Terry Bradshaw has never been one to hide his true thoughts and opinions. Bradshaw, a Hall of Fame quarterback and current Fox NFL analyst, was asked on Thursday if he believes that Tom Brady is the greatest quarterback of all-time. 

"I don't think he's the greatest quarterback of all-time," Bradshaw said during an interview with 93.7 The Fan. "It's hard to say. He may be the best quarterback we've had in the last 30 years. Is he better than [Roger] Staubach? No. Is he better than Dan Fouts? No. Dan Marino? No. I'm talking talent-wise when you're putting all of it together.

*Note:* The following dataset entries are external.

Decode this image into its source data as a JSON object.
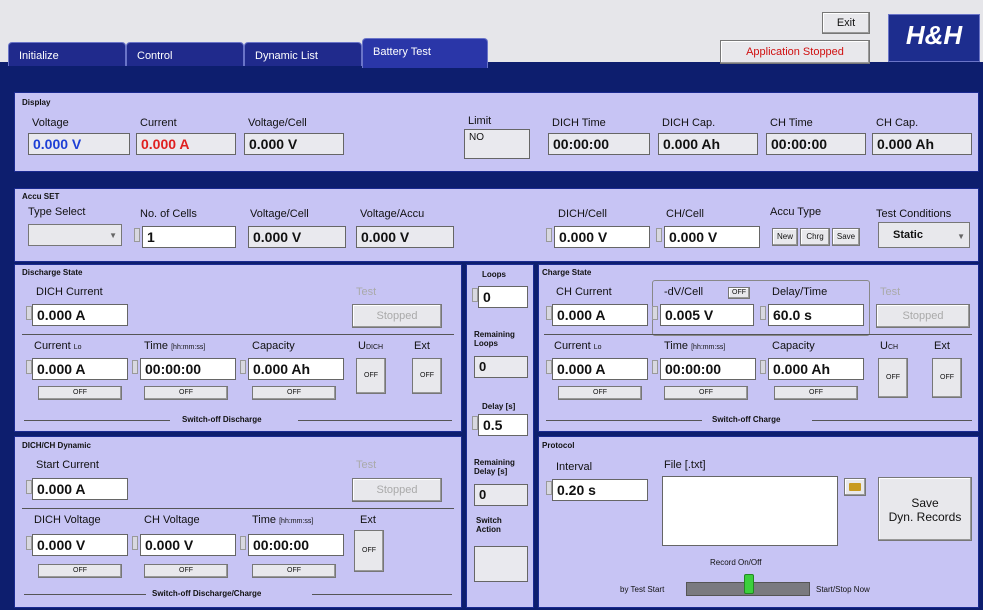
{
  "app": {
    "exit_label": "Exit",
    "status_label": "Application Stopped",
    "logo_text": "H&H"
  },
  "tabs": [
    {
      "label": "Initialize"
    },
    {
      "label": "Control"
    },
    {
      "label": "Dynamic List"
    },
    {
      "label": "Battery Test"
    }
  ],
  "display": {
    "title": "Display",
    "voltage_label": "Voltage",
    "voltage_value": "0.000 V",
    "voltage_color": "#1d3fd6",
    "current_label": "Current",
    "current_value": "0.000 A",
    "current_color": "#e02020",
    "vcell_label": "Voltage/Cell",
    "vcell_value": "0.000 V",
    "limit_label": "Limit",
    "limit_value": "NO",
    "dich_time_label": "DICH Time",
    "dich_time_value": "00:00:00",
    "dich_cap_label": "DICH Cap.",
    "dich_cap_value": "0.000 Ah",
    "ch_time_label": "CH Time",
    "ch_time_value": "00:00:00",
    "ch_cap_label": "CH Cap.",
    "ch_cap_value": "0.000 Ah"
  },
  "accu": {
    "title": "Accu SET",
    "type_select_label": "Type Select",
    "cells_label": "No. of Cells",
    "cells_value": "1",
    "vcell_label": "Voltage/Cell",
    "vcell_value": "0.000 V",
    "vaccu_label": "Voltage/Accu",
    "vaccu_value": "0.000 V",
    "dich_cell_label": "DICH/Cell",
    "dich_cell_value": "0.000 V",
    "ch_cell_label": "CH/Cell",
    "ch_cell_value": "0.000 V",
    "accu_type_label": "Accu Type",
    "new_label": "New",
    "chrg_label": "Chrg",
    "save_label": "Save",
    "cond_label": "Test Conditions",
    "cond_value": "Static"
  },
  "discharge": {
    "title": "Discharge State",
    "dich_current_label": "DICH Current",
    "dich_current_value": "0.000 A",
    "test_label": "Test",
    "stopped_label": "Stopped",
    "current_label": "Current",
    "current_sub": "Lo",
    "current_value": "0.000 A",
    "time_label": "Time",
    "time_sub": "[hh:mm:ss]",
    "time_value": "00:00:00",
    "capacity_label": "Capacity",
    "capacity_value": "0.000 Ah",
    "udich_label": "U",
    "udich_sub": "DICH",
    "ext_label": "Ext",
    "off": "OFF",
    "switch_label": "Switch-off Discharge"
  },
  "dyn": {
    "title": "DICH/CH Dynamic",
    "start_label": "Start Current",
    "start_value": "0.000 A",
    "test_label": "Test",
    "stopped_label": "Stopped",
    "dichv_label": "DICH Voltage",
    "dichv_value": "0.000 V",
    "chv_label": "CH Voltage",
    "chv_value": "0.000 V",
    "time_label": "Time",
    "time_sub": "[hh:mm:ss]",
    "time_value": "00:00:00",
    "ext_label": "Ext",
    "off": "OFF",
    "switch_label": "Switch-off Discharge/Charge"
  },
  "loops": {
    "loops_label": "Loops",
    "loops_value": "0",
    "remaining_label": "Remaining Loops",
    "remaining_value": "0",
    "delay_label": "Delay [s]",
    "delay_value": "0.5",
    "rem_delay_label": "Remaining Delay [s]",
    "rem_delay_value": "0",
    "switch_action_label": "Switch Action"
  },
  "charge": {
    "title": "Charge State",
    "ch_current_label": "CH Current",
    "ch_current_value": "0.000 A",
    "dv_label": "-dV/Cell",
    "dv_toggle": "OFF",
    "dv_value": "0.005 V",
    "delay_label": "Delay/Time",
    "delay_value": "60.0 s",
    "test_label": "Test",
    "stopped_label": "Stopped",
    "current_label": "Current",
    "current_sub": "Lo",
    "current_value": "0.000 A",
    "time_label": "Time",
    "time_sub": "[hh:mm:ss]",
    "time_value": "00:00:00",
    "capacity_label": "Capacity",
    "capacity_value": "0.000 Ah",
    "uch_label": "U",
    "uch_sub": "CH",
    "ext_label": "Ext",
    "off": "OFF",
    "switch_label": "Switch-off Charge"
  },
  "protocol": {
    "title": "Protocol",
    "interval_label": "Interval",
    "interval_value": "0.20 s",
    "file_label": "File [.txt]",
    "save_label_1": "Save",
    "save_label_2": "Dyn. Records",
    "record_label": "Record On/Off",
    "by_test_label": "by Test Start",
    "start_stop_label": "Start/Stop Now"
  }
}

"Does he have more Super Bowls than anybody? Yes. Therefore, he's the best. I absolutely have no problem saying it. If you've got the most Super Bowls, you can be in there, but I don't put anybody as the greatest of all-time. Is he better than Montana? Not in my opinion. Is he better than Drew Brees? Yeah, maybe."

Bradshaw went onto say that he is tired of how much attention Brady has received following his decision to leave the Patriots after 20 years. Last month, Bradshaw openly questioned why Brady would choose to leave the Patriots -- a team he won six Super Bowls and nine AFC titles with -- to sign with the Buccaneers, a franchise that hasn't been to the playoffs since 2008.

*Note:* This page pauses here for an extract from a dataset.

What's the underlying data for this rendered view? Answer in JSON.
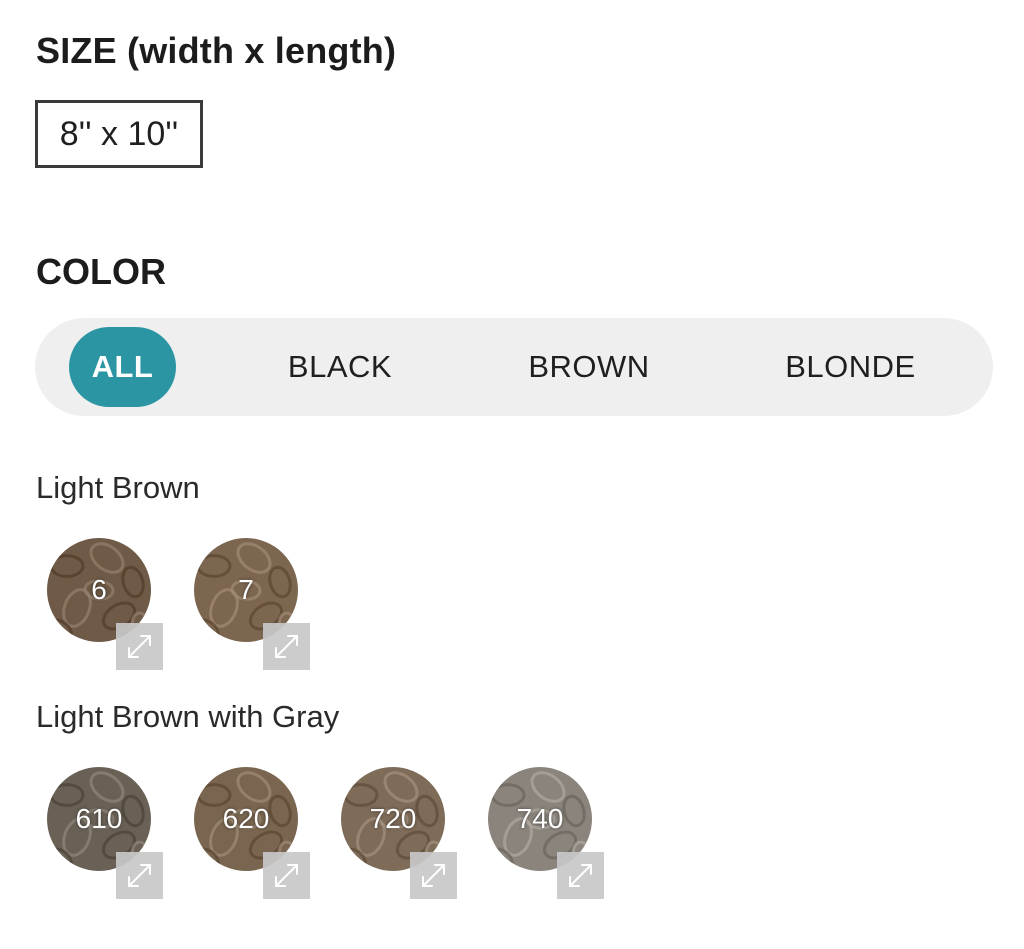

"It's just a lot of things. I'm a little bit tired of all this soap opera going on between him and [Bill] Belichick," Bradshaw said. "Look, he left because he wanted to prove something, and he wants to prove to everyone that he can win without Bill Belichick. Between all that, you say all the wonderful things [about Belichick] … but after 20 years, he's leaving. You gotta be kidding me."

A four-time Super Bowl champion during his time with the Steelers, Bradshaw said that, despite some tumultuous moments with former Steelers head coach Chuck Noll, he never would have considered playing for another franchise. Unlike Brady, Bradshaw did not have that option, as an elbow injury forced Bradshaw into retirement following the 1983 season.

"I never wanted to leave Pittsburgh," he said. "No matter what my relationship was with Chuck, which was a good working relationship. Wasn't always pleasant. I damn sure didn't always like it. But I respected him and I knew if I followed his direction, I knew that he would win. All I cared about was winning."

The "greatest of all-time" debate is one that will probably never cease to exist. If Bradshaw played in today's era, he would probably throw for 4,000 yards and 30 touchdowns every season. If Brady played during Bradshaw's era, his statistics would not come close to the numbers he put up with the Patriots. The same can be said about any quarterback from any era, which is why it is challenging to compare quarterbacks from different eras to one another.

It's also clear, based on Bradshaw's comments, that there is a difference between the greatest and the best quarterback of all-time. Greatness, according to Bradshaw, has to do with individual talent, while best has more to do with team success. While Bradshaw will probably never anoint Brady as the greatest quarterback of all-time, there's little dispute that he is the most accomplished -- and therefore, the best -- quarterback that has ever stepped foot on a football field.